Backpacks are available almost everywhere when the back to school shopping frenzy begins and you can find inexpensive backpacks in drugstores, supermarkets, discount stores and department stores. Sometimes you can even find them in craft stores, for decorating yourself. Sporting goods stores, luggage and leather stores also sell a lot of backpacks, but these are generally more expensive.
You can get backpacks for as little as $10.00 all the way up to well over $200.00, this price range, is for backpacks that young children up to college level use for book bags. If you want packs for camping or serious hiking, you can expect to pay much more. Here we will deal with backpacks that are generally used by students of all ages.
With very young children who don’t really need a backpack, but who want them because they’ve seen one with Spider Man or Barbie, or because their older sibling has one. Sometimes nursery schools will allow a child to bring a pack to school with their “lovey” in it, and others will not allow them. For this age and purpose an inexpensive character backpack would be fine, in fact this type of bag might even work through first grade.
After that, you will need to find a bigger, sturdier backpack, that can hold textbooks, workbooks, papers, crayons, and pencils, plus whatever else your daughter decides to bring to school. You can still find inexpensive backpacks for the older children. The question is, are they safe and back friendly?
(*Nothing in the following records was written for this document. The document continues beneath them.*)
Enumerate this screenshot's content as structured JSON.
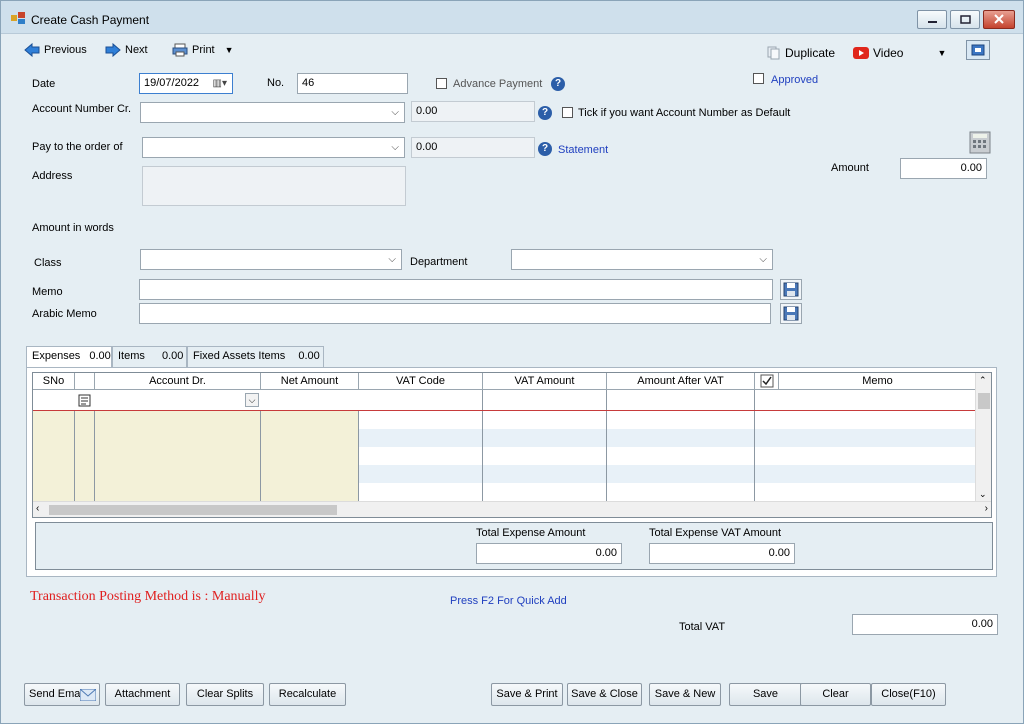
{
  "window": {
    "title": "Create Cash Payment"
  },
  "toolbar": {
    "previous": "Previous",
    "next": "Next",
    "print": "Print",
    "duplicate": "Duplicate",
    "video": "Video"
  },
  "header": {
    "date_label": "Date",
    "date_value": "19/07/2022",
    "no_label": "No.",
    "no_value": "46",
    "advance_payment": "Advance Payment",
    "approved": "Approved",
    "account_cr_label": "Account Number Cr.",
    "account_cr_value": "",
    "account_cr_balance": "0.00",
    "default_tick_label": "Tick if you want Account Number as Default",
    "pay_to_label": "Pay to the order of",
    "pay_to_value": "",
    "pay_to_balance": "0.00",
    "statement": "Statement",
    "address_label": "Address",
    "amount_label": "Amount",
    "amount_value": "0.00",
    "amount_words_label": "Amount in words",
    "class_label": "Class",
    "department_label": "Department",
    "memo_label": "Memo",
    "arabic_memo_label": "Arabic Memo"
  },
  "tabs": [
    {
      "label": "Expenses",
      "count": "0.00"
    },
    {
      "label": "Items",
      "count": "0.00"
    },
    {
      "label": "Fixed Assets Items",
      "count": "0.00"
    }
  ],
  "grid": {
    "columns": [
      "SNo",
      "Account Dr.",
      "Net Amount",
      "VAT Code",
      "VAT Amount",
      "Amount After VAT",
      "Memo"
    ]
  },
  "totals": {
    "total_expense_label": "Total Expense Amount",
    "total_expense_value": "0.00",
    "total_expense_vat_label": "Total Expense VAT Amount",
    "total_expense_vat_value": "0.00"
  },
  "footer": {
    "posting_method": "Transaction Posting Method is : Manually",
    "quick_add_hint": "Press F2 For Quick Add",
    "total_vat_label": "Total VAT",
    "total_vat_value": "0.00"
  },
  "buttons": {
    "send_email": "Send Email",
    "attachment": "Attachment",
    "clear_splits": "Clear Splits",
    "recalculate": "Recalculate",
    "save_print": "Save & Print",
    "save_close": "Save & Close",
    "save_new": "Save & New",
    "save": "Save",
    "clear": "Clear",
    "close": "Close(F10)"
  },
  "colors": {
    "link": "#1f3fbf",
    "posting_red": "#e02020",
    "grid_tan": "#f3f1d8",
    "window_bg": "#e5eef3"
  }
}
Many America children above the 2nd grade level, carry backpacks that weigh as much as ¼ of their body weight. Because of this, Pediatricians, Orthopedists and parents are seeing an increasing number of complaints about back, neck and shoulder pain as well as numbness in the arm and hands, which can not be attributed to anything other than too heavy, improperly worn backpacks. Some experts say that a child can safely carry 20% of their body weight, but most recommend no more than 10-15% of the child’s body weight.
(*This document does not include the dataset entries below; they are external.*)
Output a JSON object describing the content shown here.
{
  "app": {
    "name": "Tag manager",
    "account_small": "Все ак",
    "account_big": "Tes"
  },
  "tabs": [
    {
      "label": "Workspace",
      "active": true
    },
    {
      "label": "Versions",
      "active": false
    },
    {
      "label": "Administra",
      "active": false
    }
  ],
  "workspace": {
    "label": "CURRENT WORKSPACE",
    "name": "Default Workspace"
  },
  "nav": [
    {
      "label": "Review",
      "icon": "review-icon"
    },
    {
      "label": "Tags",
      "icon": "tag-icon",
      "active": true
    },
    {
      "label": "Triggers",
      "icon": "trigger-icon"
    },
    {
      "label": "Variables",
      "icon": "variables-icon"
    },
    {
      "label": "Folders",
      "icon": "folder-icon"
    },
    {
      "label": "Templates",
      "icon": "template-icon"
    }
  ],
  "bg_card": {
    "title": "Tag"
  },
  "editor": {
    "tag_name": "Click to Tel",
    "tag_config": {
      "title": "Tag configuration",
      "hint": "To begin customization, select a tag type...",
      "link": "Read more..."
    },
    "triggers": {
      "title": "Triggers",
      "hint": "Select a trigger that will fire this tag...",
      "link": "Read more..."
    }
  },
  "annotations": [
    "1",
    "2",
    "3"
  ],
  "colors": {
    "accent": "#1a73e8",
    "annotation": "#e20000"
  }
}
Doesn’t sound so bad does it? But for a 50 pound child that is 7and ½ pounds bouncing against her back, every day morning and evening, which can cause repetitive impact injury. Another problem is that narrow unpadded shoulder straps, can dig into the shoulder causing pain, numbness and tingling in the hands and arms. Can these problems be solved?
Yes if you get your child the right backpack and insist that she wear it properly. At the very least you should get a backpack that has wide padded shoulder straps, padded back and a waist belt. This belt helps to stabilize the load and keeps the pack from bouncing against the back. These packs are more expensive than the ones most kids carry but well worth the extra money.
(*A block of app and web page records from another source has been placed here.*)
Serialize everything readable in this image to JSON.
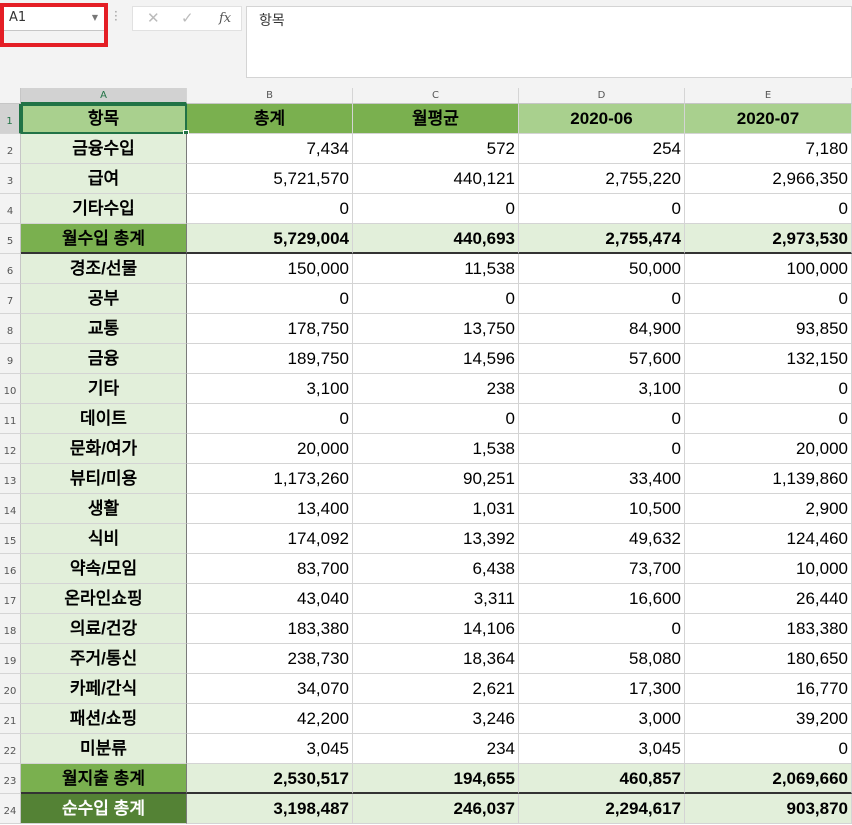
{
  "namebox": {
    "value": "A1"
  },
  "formula_bar": {
    "cancel_icon": "close-icon",
    "enter_icon": "check-icon",
    "fx_label": "fx",
    "content": "항목"
  },
  "columns": [
    "A",
    "B",
    "C",
    "D",
    "E"
  ],
  "header": [
    "항목",
    "총계",
    "월평균",
    "2020-06",
    "2020-07"
  ],
  "rows": [
    {
      "num": "2",
      "label": "금융수입",
      "vals": [
        "7,434",
        "572",
        "254",
        "7,180"
      ],
      "kind": "income"
    },
    {
      "num": "3",
      "label": "급여",
      "vals": [
        "5,721,570",
        "440,121",
        "2,755,220",
        "2,966,350"
      ],
      "kind": "income"
    },
    {
      "num": "4",
      "label": "기타수입",
      "vals": [
        "0",
        "0",
        "0",
        "0"
      ],
      "kind": "income"
    },
    {
      "num": "5",
      "label": "월수입 총계",
      "vals": [
        "5,729,004",
        "440,693",
        "2,755,474",
        "2,973,530"
      ],
      "kind": "sum"
    },
    {
      "num": "6",
      "label": "경조/선물",
      "vals": [
        "150,000",
        "11,538",
        "50,000",
        "100,000"
      ],
      "kind": "expense"
    },
    {
      "num": "7",
      "label": "공부",
      "vals": [
        "0",
        "0",
        "0",
        "0"
      ],
      "kind": "expense"
    },
    {
      "num": "8",
      "label": "교통",
      "vals": [
        "178,750",
        "13,750",
        "84,900",
        "93,850"
      ],
      "kind": "expense"
    },
    {
      "num": "9",
      "label": "금융",
      "vals": [
        "189,750",
        "14,596",
        "57,600",
        "132,150"
      ],
      "kind": "expense"
    },
    {
      "num": "10",
      "label": "기타",
      "vals": [
        "3,100",
        "238",
        "3,100",
        "0"
      ],
      "kind": "expense"
    },
    {
      "num": "11",
      "label": "데이트",
      "vals": [
        "0",
        "0",
        "0",
        "0"
      ],
      "kind": "expense"
    },
    {
      "num": "12",
      "label": "문화/여가",
      "vals": [
        "20,000",
        "1,538",
        "0",
        "20,000"
      ],
      "kind": "expense"
    },
    {
      "num": "13",
      "label": "뷰티/미용",
      "vals": [
        "1,173,260",
        "90,251",
        "33,400",
        "1,139,860"
      ],
      "kind": "expense"
    },
    {
      "num": "14",
      "label": "생활",
      "vals": [
        "13,400",
        "1,031",
        "10,500",
        "2,900"
      ],
      "kind": "expense"
    },
    {
      "num": "15",
      "label": "식비",
      "vals": [
        "174,092",
        "13,392",
        "49,632",
        "124,460"
      ],
      "kind": "expense"
    },
    {
      "num": "16",
      "label": "약속/모임",
      "vals": [
        "83,700",
        "6,438",
        "73,700",
        "10,000"
      ],
      "kind": "expense"
    },
    {
      "num": "17",
      "label": "온라인쇼핑",
      "vals": [
        "43,040",
        "3,311",
        "16,600",
        "26,440"
      ],
      "kind": "expense"
    },
    {
      "num": "18",
      "label": "의료/건강",
      "vals": [
        "183,380",
        "14,106",
        "0",
        "183,380"
      ],
      "kind": "expense"
    },
    {
      "num": "19",
      "label": "주거/통신",
      "vals": [
        "238,730",
        "18,364",
        "58,080",
        "180,650"
      ],
      "kind": "expense"
    },
    {
      "num": "20",
      "label": "카페/간식",
      "vals": [
        "34,070",
        "2,621",
        "17,300",
        "16,770"
      ],
      "kind": "expense"
    },
    {
      "num": "21",
      "label": "패션/쇼핑",
      "vals": [
        "42,200",
        "3,246",
        "3,000",
        "39,200"
      ],
      "kind": "expense"
    },
    {
      "num": "22",
      "label": "미분류",
      "vals": [
        "3,045",
        "234",
        "3,045",
        "0"
      ],
      "kind": "expense"
    },
    {
      "num": "23",
      "label": "월지출 총계",
      "vals": [
        "2,530,517",
        "194,655",
        "460,857",
        "2,069,660"
      ],
      "kind": "sum"
    },
    {
      "num": "24",
      "label": "순수입 총계",
      "vals": [
        "3,198,487",
        "246,037",
        "2,294,617",
        "903,870"
      ],
      "kind": "net"
    }
  ],
  "colors": {
    "accent": "#217346",
    "highlight": "#e41e25",
    "header_green": "#7ab04f",
    "light_green": "#e2efda",
    "net_green": "#548235"
  }
}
You can get one from a well known reputable company, for about $60.00 which isn’t as bad as it sounds, These bags are made of very durable material, have the basic safe backpack features, and have a lifetime warranty. If a zipper breaks, you send it back and the company will replace or repair it.
There are additional features on some backpacks that add to the price of the pack. Some of these bags come with chest and side straps that help in stabilizing the load and also distribute the weight of the load across the back and abdominal muscles, the two strongest muscle systems in the body.
These added features can add significantly to the cost of the backpack. My advice is to get the best you can afford and definitely get one that has at least the waist strap. If you do a web search, you can often find a wholesaler for these back packs, which can actually make this backpack inexpensive in reality.